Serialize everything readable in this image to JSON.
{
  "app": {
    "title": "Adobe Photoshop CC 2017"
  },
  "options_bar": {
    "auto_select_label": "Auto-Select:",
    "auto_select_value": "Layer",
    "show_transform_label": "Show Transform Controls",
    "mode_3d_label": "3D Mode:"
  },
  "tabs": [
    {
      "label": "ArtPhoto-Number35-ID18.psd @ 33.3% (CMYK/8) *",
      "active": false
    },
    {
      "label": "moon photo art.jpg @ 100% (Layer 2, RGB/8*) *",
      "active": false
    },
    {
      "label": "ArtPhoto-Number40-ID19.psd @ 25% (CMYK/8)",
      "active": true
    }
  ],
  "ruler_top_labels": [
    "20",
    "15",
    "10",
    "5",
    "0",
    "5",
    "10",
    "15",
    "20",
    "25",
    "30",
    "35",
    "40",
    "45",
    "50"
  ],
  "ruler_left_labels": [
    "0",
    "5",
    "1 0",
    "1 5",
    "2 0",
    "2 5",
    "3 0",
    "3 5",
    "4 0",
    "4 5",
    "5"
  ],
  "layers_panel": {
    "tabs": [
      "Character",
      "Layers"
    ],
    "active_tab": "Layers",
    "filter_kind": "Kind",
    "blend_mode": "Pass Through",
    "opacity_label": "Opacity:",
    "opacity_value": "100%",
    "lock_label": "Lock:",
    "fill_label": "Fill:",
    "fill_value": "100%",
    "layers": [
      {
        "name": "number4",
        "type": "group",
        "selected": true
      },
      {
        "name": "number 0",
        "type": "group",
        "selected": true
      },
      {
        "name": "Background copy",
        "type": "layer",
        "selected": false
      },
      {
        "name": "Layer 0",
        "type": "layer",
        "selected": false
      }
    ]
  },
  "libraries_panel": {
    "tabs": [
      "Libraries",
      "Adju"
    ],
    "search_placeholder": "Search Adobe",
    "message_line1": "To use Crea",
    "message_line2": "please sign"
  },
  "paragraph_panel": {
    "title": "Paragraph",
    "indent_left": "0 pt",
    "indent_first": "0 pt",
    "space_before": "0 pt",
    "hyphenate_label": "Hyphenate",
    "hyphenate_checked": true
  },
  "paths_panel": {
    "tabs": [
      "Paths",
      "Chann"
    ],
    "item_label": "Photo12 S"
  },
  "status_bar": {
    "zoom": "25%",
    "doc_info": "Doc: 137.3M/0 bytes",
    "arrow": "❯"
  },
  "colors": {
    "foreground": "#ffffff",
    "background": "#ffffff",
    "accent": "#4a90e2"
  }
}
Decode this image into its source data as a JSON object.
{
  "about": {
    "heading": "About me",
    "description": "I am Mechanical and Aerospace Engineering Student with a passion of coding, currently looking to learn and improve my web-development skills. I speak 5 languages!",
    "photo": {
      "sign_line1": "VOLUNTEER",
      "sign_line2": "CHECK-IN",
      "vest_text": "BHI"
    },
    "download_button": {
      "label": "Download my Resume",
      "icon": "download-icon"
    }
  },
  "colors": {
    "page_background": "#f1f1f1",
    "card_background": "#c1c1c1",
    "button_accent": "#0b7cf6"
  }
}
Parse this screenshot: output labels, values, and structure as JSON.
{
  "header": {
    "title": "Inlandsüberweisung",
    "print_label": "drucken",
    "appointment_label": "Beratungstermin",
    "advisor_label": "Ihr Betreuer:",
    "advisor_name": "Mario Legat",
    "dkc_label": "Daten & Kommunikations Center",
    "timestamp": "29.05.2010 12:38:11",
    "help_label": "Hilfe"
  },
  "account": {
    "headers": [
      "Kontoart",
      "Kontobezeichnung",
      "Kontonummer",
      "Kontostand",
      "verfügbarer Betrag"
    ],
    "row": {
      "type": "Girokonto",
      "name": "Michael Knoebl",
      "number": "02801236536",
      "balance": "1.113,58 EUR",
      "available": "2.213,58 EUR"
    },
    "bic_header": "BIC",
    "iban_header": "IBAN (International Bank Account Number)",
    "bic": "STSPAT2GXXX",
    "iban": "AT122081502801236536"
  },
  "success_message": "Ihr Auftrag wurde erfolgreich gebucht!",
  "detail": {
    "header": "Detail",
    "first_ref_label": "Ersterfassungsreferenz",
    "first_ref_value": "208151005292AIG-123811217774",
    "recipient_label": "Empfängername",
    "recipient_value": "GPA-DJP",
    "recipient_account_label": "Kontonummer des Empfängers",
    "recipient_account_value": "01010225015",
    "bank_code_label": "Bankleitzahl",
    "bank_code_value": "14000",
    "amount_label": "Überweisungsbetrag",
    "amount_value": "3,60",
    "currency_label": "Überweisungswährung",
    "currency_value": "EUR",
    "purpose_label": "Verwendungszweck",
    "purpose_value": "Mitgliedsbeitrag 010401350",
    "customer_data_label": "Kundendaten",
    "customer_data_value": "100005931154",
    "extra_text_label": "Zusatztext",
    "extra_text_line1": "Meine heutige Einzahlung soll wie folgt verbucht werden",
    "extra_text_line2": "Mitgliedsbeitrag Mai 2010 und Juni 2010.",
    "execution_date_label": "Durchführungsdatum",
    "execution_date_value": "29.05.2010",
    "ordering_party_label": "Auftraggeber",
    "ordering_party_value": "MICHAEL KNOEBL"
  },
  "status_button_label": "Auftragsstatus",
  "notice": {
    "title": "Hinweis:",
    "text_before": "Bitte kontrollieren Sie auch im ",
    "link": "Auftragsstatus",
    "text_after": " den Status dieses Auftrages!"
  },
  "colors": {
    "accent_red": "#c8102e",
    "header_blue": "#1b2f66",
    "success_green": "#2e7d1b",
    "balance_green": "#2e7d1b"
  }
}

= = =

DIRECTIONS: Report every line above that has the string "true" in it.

OUTPUT FOR THIS EXERCISE:
      "active": true
        "selected": true
        "selected": true
    "hyphenate_checked": true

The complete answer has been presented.